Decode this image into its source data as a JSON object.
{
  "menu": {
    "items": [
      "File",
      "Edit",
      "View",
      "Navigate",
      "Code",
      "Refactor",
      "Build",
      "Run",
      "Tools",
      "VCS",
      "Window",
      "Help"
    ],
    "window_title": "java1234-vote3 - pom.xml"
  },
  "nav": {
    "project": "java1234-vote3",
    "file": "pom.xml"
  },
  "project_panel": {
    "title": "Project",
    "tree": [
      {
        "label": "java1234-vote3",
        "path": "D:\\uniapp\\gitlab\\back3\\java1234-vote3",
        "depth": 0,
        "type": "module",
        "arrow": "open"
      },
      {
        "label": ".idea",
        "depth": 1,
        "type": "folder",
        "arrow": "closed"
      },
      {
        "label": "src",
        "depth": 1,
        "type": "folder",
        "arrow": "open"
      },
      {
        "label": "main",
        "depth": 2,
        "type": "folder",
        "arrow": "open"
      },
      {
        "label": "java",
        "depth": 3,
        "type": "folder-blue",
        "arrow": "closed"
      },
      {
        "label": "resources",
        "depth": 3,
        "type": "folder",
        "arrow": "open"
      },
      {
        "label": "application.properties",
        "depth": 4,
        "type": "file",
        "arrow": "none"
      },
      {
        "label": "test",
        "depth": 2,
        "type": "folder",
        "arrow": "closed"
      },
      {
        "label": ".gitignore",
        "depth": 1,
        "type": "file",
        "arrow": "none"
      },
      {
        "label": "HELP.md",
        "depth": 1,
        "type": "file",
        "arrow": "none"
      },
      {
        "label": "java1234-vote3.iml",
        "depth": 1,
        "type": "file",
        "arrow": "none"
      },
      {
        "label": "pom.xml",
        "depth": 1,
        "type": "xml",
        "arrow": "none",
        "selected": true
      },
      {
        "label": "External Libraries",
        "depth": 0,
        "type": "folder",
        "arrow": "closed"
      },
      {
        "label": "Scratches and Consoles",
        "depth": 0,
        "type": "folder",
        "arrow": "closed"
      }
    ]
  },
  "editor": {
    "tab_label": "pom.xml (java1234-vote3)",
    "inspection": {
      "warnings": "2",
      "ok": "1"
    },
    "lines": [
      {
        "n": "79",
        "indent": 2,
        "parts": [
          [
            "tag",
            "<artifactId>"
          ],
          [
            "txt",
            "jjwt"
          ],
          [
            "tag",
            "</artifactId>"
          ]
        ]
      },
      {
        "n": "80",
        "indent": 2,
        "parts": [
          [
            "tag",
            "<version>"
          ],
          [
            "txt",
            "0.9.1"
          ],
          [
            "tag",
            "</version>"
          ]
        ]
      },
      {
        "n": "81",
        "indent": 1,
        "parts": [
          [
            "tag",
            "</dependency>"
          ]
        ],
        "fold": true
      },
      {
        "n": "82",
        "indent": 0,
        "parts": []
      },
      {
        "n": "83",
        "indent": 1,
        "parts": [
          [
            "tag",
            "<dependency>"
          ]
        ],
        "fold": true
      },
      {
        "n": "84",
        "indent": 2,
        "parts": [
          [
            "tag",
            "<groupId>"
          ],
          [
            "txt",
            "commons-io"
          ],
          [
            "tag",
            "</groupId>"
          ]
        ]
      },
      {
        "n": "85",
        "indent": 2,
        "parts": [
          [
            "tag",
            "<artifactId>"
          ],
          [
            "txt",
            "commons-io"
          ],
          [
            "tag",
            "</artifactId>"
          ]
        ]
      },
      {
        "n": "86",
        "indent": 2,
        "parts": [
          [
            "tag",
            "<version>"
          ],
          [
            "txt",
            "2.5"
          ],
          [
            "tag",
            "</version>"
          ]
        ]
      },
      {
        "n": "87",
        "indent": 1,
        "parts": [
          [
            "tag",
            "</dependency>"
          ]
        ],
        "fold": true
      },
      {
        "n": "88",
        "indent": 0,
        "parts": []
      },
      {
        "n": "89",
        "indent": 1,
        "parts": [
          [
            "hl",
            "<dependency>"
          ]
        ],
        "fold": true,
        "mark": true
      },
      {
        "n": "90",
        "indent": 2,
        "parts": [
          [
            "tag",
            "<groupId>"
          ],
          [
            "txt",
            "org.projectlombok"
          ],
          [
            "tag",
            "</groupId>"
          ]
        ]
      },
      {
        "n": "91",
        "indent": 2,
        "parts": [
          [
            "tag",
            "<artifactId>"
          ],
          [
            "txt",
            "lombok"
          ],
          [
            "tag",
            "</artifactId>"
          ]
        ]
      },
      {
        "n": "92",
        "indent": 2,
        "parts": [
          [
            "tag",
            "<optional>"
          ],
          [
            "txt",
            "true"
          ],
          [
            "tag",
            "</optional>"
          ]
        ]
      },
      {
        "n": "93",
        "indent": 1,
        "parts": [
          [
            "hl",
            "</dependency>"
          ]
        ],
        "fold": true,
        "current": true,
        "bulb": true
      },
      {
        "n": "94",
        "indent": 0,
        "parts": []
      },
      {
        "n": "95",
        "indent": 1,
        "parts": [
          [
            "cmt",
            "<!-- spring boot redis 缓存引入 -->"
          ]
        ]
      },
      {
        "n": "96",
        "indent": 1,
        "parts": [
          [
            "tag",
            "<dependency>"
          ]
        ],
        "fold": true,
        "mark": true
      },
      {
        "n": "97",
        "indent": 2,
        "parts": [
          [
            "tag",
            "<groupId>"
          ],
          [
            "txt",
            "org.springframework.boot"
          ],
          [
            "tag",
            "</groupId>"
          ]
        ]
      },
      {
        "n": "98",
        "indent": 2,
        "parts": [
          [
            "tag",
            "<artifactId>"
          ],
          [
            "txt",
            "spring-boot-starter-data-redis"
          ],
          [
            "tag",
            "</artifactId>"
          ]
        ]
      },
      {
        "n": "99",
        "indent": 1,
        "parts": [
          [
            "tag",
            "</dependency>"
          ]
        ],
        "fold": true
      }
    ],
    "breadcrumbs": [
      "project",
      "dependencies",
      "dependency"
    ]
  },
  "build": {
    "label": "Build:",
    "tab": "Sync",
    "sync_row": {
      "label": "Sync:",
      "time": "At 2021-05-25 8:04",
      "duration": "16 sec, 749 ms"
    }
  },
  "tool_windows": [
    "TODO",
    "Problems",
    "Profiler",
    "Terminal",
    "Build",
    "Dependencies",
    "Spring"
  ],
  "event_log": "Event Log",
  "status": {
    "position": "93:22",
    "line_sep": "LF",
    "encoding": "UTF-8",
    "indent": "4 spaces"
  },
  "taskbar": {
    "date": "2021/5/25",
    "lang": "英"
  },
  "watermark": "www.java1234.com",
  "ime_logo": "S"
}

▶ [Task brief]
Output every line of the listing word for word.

▶ [Exercise output]
Decode this image into its source data as a JSON object.
{
  "menu": {
    "items": [
      "File",
      "Edit",
      "View",
      "Navigate",
      "Code",
      "Refactor",
      "Build",
      "Run",
      "Tools",
      "VCS",
      "Window",
      "Help"
    ],
    "window_title": "java1234-vote3 - pom.xml"
  },
  "nav": {
    "project": "java1234-vote3",
    "file": "pom.xml"
  },
  "project_panel": {
    "title": "Project",
    "tree": [
      {
        "label": "java1234-vote3",
        "path": "D:\\uniapp\\gitlab\\back3\\java1234-vote3",
        "depth": 0,
        "type": "module",
        "arrow": "open"
      },
      {
        "label": ".idea",
        "depth": 1,
        "type": "folder",
        "arrow": "closed"
      },
      {
        "label": "src",
        "depth": 1,
        "type": "folder",
        "arrow": "open"
      },
      {
        "label": "main",
        "depth": 2,
        "type": "folder",
        "arrow": "open"
      },
      {
        "label": "java",
        "depth": 3,
        "type": "folder-blue",
        "arrow": "closed"
      },
      {
        "label": "resources",
        "depth": 3,
        "type": "folder",
        "arrow": "open"
      },
      {
        "label": "application.properties",
        "depth": 4,
        "type": "file",
        "arrow": "none"
      },
      {
        "label": "test",
        "depth": 2,
        "type": "folder",
        "arrow": "closed"
      },
      {
        "label": ".gitignore",
        "depth": 1,
        "type": "file",
        "arrow": "none"
      },
      {
        "label": "HELP.md",
        "depth": 1,
        "type": "file",
        "arrow": "none"
      },
      {
        "label": "java1234-vote3.iml",
        "depth": 1,
        "type": "file",
        "arrow": "none"
      },
      {
        "label": "pom.xml",
        "depth": 1,
        "type": "xml",
        "arrow": "none",
        "selected": true
      },
      {
        "label": "External Libraries",
        "depth": 0,
        "type": "folder",
        "arrow": "closed"
      },
      {
        "label": "Scratches and Consoles",
        "depth": 0,
        "type": "folder",
        "arrow": "closed"
      }
    ]
  },
  "editor": {
    "tab_label": "pom.xml (java1234-vote3)",
    "inspection": {
      "warnings": "2",
      "ok": "1"
    },
    "lines": [
      {
        "n": "79",
        "indent": 2,
        "parts": [
          [
            "tag",
            "<artifactId>"
          ],
          [
            "txt",
            "jjwt"
          ],
          [
            "tag",
            "</artifactId>"
          ]
        ]
      },
      {
        "n": "80",
        "indent": 2,
        "parts": [
          [
            "tag",
            "<version>"
          ],
          [
            "txt",
            "0.9.1"
          ],
          [
            "tag",
            "</version>"
          ]
        ]
      },
      {
        "n": "81",
        "indent": 1,
        "parts": [
          [
            "tag",
            "</dependency>"
          ]
        ],
        "fold": true
      },
      {
        "n": "82",
        "indent": 0,
        "parts": []
      },
      {
        "n": "83",
        "indent": 1,
        "parts": [
          [
            "tag",
            "<dependency>"
          ]
        ],
        "fold": true
      },
      {
        "n": "84",
        "indent": 2,
        "parts": [
          [
            "tag",
            "<groupId>"
          ],
          [
            "txt",
            "commons-io"
          ],
          [
            "tag",
            "</groupId>"
          ]
        ]
      },
      {
        "n": "85",
        "indent": 2,
        "parts": [
          [
            "tag",
            "<artifactId>"
          ],
          [
            "txt",
            "commons-io"
          ],
          [
            "tag",
            "</artifactId>"
          ]
        ]
      },
      {
        "n": "86",
        "indent": 2,
        "parts": [
          [
            "tag",
            "<version>"
          ],
          [
            "txt",
            "2.5"
          ],
          [
            "tag",
            "</version>"
          ]
        ]
      },
      {
        "n": "87",
        "indent": 1,
        "parts": [
          [
            "tag",
            "</dependency>"
          ]
        ],
        "fold": true
      },
      {
        "n": "88",
        "indent": 0,
        "parts": []
      },
      {
        "n": "89",
        "indent": 1,
        "parts": [
          [
            "hl",
            "<dependency>"
          ]
        ],
        "fold": true,
        "mark": true
      },
      {
        "n": "90",
        "indent": 2,
        "parts": [
          [
            "tag",
            "<groupId>"
          ],
          [
            "txt",
            "org.projectlombok"
          ],
          [
            "tag",
            "</groupId>"
          ]
        ]
      },
      {
        "n": "91",
        "indent": 2,
        "parts": [
          [
            "tag",
            "<artifactId>"
          ],
          [
            "txt",
            "lombok"
          ],
          [
            "tag",
            "</artifactId>"
          ]
        ]
      },
      {
        "n": "92",
        "indent": 2,
        "parts": [
          [
            "tag",
            "<optional>"
          ],
          [
            "txt",
            "true"
          ],
          [
            "tag",
            "</optional>"
          ]
        ]
      },
      {
        "n": "93",
        "indent": 1,
        "parts": [
          [
            "hl",
            "</dependency>"
          ]
        ],
        "fold": true,
        "current": true,
        "bulb": true
      },
      {
        "n": "94",
        "indent": 0,
        "parts": []
      },
      {
        "n": "95",
        "indent": 1,
        "parts": [
          [
            "cmt",
            "<!-- spring boot redis 缓存引入 -->"
          ]
        ]
      },
      {
        "n": "96",
        "indent": 1,
        "parts": [
          [
            "tag",
            "<dependency>"
          ]
        ],
        "fold": true,
        "mark": true
      },
      {
        "n": "97",
        "indent": 2,
        "parts": [
          [
            "tag",
            "<groupId>"
          ],
          [
            "txt",
            "org.springframework.boot"
          ],
          [
            "tag",
            "</groupId>"
          ]
        ]
      },
      {
        "n": "98",
        "indent": 2,
        "parts": [
          [
            "tag",
            "<artifactId>"
          ],
          [
            "txt",
            "spring-boot-starter-data-redis"
          ],
          [
            "tag",
            "</artifactId>"
          ]
        ]
      },
      {
        "n": "99",
        "indent": 1,
        "parts": [
          [
            "tag",
            "</dependency>"
          ]
        ],
        "fold": true
      }
    ],
    "breadcrumbs": [
      "project",
      "dependencies",
      "dependency"
    ]
  },
  "build": {
    "label": "Build:",
    "tab": "Sync",
    "sync_row": {
      "label": "Sync:",
      "time": "At 2021-05-25 8:04",
      "duration": "16 sec, 749 ms"
    }
  },
  "tool_windows": [
    "TODO",
    "Problems",
    "Profiler",
    "Terminal",
    "Build",
    "Dependencies",
    "Spring"
  ],
  "event_log": "Event Log",
  "status": {
    "position": "93:22",
    "line_sep": "LF",
    "encoding": "UTF-8",
    "indent": "4 spaces"
  },
  "taskbar": {
    "date": "2021/5/25",
    "lang": "英"
  },
  "watermark": "www.java1234.com",
  "ime_logo": "S"
}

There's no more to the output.